Part-Time Review: Dunkirk


Dunkirk is too good a movie to give a poor grade to, but man are there some things about the film I really didn't like. As the critic Walter Chaw in his review put it, "The bits of Christopher Nolan's Dunkirk that are good are so good. The bits of it that are bad are just awful. I'm a Nolan fan." I wholeheartedly agree with that sentiment.

I don't have any kind of grand take on the film, my thoughts are more scattered than usual so I'll just bullet point some of my favorite bits and some of my issue (WARNING: SPOILERS ahead)

  • Everything about the "air" story is excellent. It's well written, shot, and executed. I know it's vital to the way they wrote the film, but every time they cut back to the "Land" sequences, it was a huge let down for me.
  • There's a shot near the end where Hardy's plane is cruising over Dunkirk out of gas and the camera has the plane in a medium shot with the beach and city behind it. It's an absolutely sublime image, and one of the relatively few moments in the film where I felt allowed to just be in awe. One of my favorite moments of any film in the last several years.
  • The "sea" sequences are good. I like Rylance and appreciate him as the moral backbone, but his story did feel a bit obvious and telegraphed.


  • The sound in this film is incredibly oppressive. I'm hoping it's just the theater's mix (let me know if you felt it too), but the bass NEVER stopped, never let up. It felt like the intense "THRONG" that was so popular in the slo-mo moments of INCEPTION played throughout the entirety of the film. I get it, I know what they were going for, but it didn't work for me. Just made me feel nauseous and cheap for injecting "tension" in scenes that are typically run of the mill for films (I've seen enough bombings).
  • The "plug the holes" sequence in the bottom of the boat made me want to beat my head against the wall due to the characters acting so idiotically.That whole sequence in that beached boat often made no sense and was cut horribly IMO. There is a "audience can figure it out" sense to it, but it also just feels needlessly confusing and frustrating.
  • I feel bad for Branagh who spends the whole movie standing in the same place and just looking up at the sky for Spielberg reaction shots and hoping for boats.
  • I didn't care for the balance the film aims at between claustrophobia and comprehensiveness in telling the story of Dunkirk. I get making the Germans faceless to an extent, but with no idea about where they were on the perimeter, how long things were actually taking, the movie NEVER ends up feeling like 400,000 men evacuating. It felt like a couple thousand made it out on a fleet of 100 or so civilian boats with maybe 10 or so bombers strafing them every now and then.
  • The accidental death turned into a hero war story falls into a weird zone where the film neither seems to be presenting it as positive "kid was really a hero", neutral "you make up your mind", or negative "this is what we gotta do in war for propaganda" - I'm kinda left wondering what the film is saying with it.
  • I really disliked the Harry Styles casting. Not because he's a bad actor, not at all, but because it feels like horrible stunt casting (when it probably isn't). Styles isn't an actor, so when you see him, he sticks out, you constantly say, "Oh that's Harry Styles trying to blend in".
Conclusion: When I heard Nolan was doing a film about Dunkirk, my first reaction was confusion, "What is there to tell about that story that hasn't already been done?" The story is locked in location, features lots of waiting, and the drama is in transport, not really actual combat for the most part. I just didn't think there was much to do with it as a war film, beyond things that have already been done in other films.
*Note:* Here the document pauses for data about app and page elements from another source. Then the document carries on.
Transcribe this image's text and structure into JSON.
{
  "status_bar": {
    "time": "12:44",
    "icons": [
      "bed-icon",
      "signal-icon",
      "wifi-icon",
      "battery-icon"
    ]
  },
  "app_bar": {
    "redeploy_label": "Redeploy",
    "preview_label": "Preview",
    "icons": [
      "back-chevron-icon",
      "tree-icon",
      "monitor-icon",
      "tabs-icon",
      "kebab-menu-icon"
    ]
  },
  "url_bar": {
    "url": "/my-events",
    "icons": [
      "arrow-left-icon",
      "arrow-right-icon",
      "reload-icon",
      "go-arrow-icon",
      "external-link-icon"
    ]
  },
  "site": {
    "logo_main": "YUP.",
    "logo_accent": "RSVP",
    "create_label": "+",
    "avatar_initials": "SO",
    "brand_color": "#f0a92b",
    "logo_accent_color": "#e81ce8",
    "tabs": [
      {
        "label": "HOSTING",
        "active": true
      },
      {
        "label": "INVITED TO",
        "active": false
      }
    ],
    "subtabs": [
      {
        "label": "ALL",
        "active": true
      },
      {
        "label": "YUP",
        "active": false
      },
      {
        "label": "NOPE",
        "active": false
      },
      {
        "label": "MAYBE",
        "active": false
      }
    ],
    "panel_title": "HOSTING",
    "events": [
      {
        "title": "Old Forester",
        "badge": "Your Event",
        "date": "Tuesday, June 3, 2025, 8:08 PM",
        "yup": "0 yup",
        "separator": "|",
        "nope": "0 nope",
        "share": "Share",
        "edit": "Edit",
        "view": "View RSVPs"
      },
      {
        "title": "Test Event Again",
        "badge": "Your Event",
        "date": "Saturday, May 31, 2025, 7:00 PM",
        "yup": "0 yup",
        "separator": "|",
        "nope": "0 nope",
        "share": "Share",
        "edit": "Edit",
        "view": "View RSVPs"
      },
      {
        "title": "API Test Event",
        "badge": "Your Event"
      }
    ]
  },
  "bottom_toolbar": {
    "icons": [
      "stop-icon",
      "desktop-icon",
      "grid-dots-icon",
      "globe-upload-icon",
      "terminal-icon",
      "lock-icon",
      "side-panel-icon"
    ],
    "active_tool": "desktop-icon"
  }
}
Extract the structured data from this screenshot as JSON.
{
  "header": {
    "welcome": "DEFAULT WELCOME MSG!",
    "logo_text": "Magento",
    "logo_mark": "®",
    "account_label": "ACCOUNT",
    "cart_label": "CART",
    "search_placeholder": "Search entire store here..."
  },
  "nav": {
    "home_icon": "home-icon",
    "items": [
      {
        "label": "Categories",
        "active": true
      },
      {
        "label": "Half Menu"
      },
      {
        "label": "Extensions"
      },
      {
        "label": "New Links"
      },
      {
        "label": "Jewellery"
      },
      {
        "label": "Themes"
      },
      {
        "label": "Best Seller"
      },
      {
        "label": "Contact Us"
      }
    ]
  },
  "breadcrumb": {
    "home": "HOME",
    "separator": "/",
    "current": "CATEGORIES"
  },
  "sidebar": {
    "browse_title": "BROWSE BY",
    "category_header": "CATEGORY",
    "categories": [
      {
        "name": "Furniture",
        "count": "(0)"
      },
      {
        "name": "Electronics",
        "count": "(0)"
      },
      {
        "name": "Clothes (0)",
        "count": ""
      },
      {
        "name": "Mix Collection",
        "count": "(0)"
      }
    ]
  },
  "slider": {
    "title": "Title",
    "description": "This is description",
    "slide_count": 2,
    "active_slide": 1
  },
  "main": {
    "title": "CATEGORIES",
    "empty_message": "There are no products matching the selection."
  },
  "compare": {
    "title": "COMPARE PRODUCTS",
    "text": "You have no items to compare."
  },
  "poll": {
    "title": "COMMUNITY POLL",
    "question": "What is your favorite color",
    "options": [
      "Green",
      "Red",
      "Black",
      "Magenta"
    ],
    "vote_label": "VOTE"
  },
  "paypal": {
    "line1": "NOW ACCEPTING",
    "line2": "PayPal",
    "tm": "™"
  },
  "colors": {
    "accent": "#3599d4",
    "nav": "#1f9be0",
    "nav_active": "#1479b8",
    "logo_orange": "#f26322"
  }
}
I think my gut is proved right. Nolan is a master filmmaker so he crafts some incredible sequences and images here. There are some tense and moving moments as well as the war standards done pretty well: sacrifice, courage, and cowardice. In the end, It feels to me like Nolan recognizes there's not much to be said that hasn't already been said before (and better), o he turns to his craft to artificially heighten the experience. It ultimately hurts the film because it feels less like good storytelling and more like the insecure panic of a master creator trying to plead with the audience that he's made something important.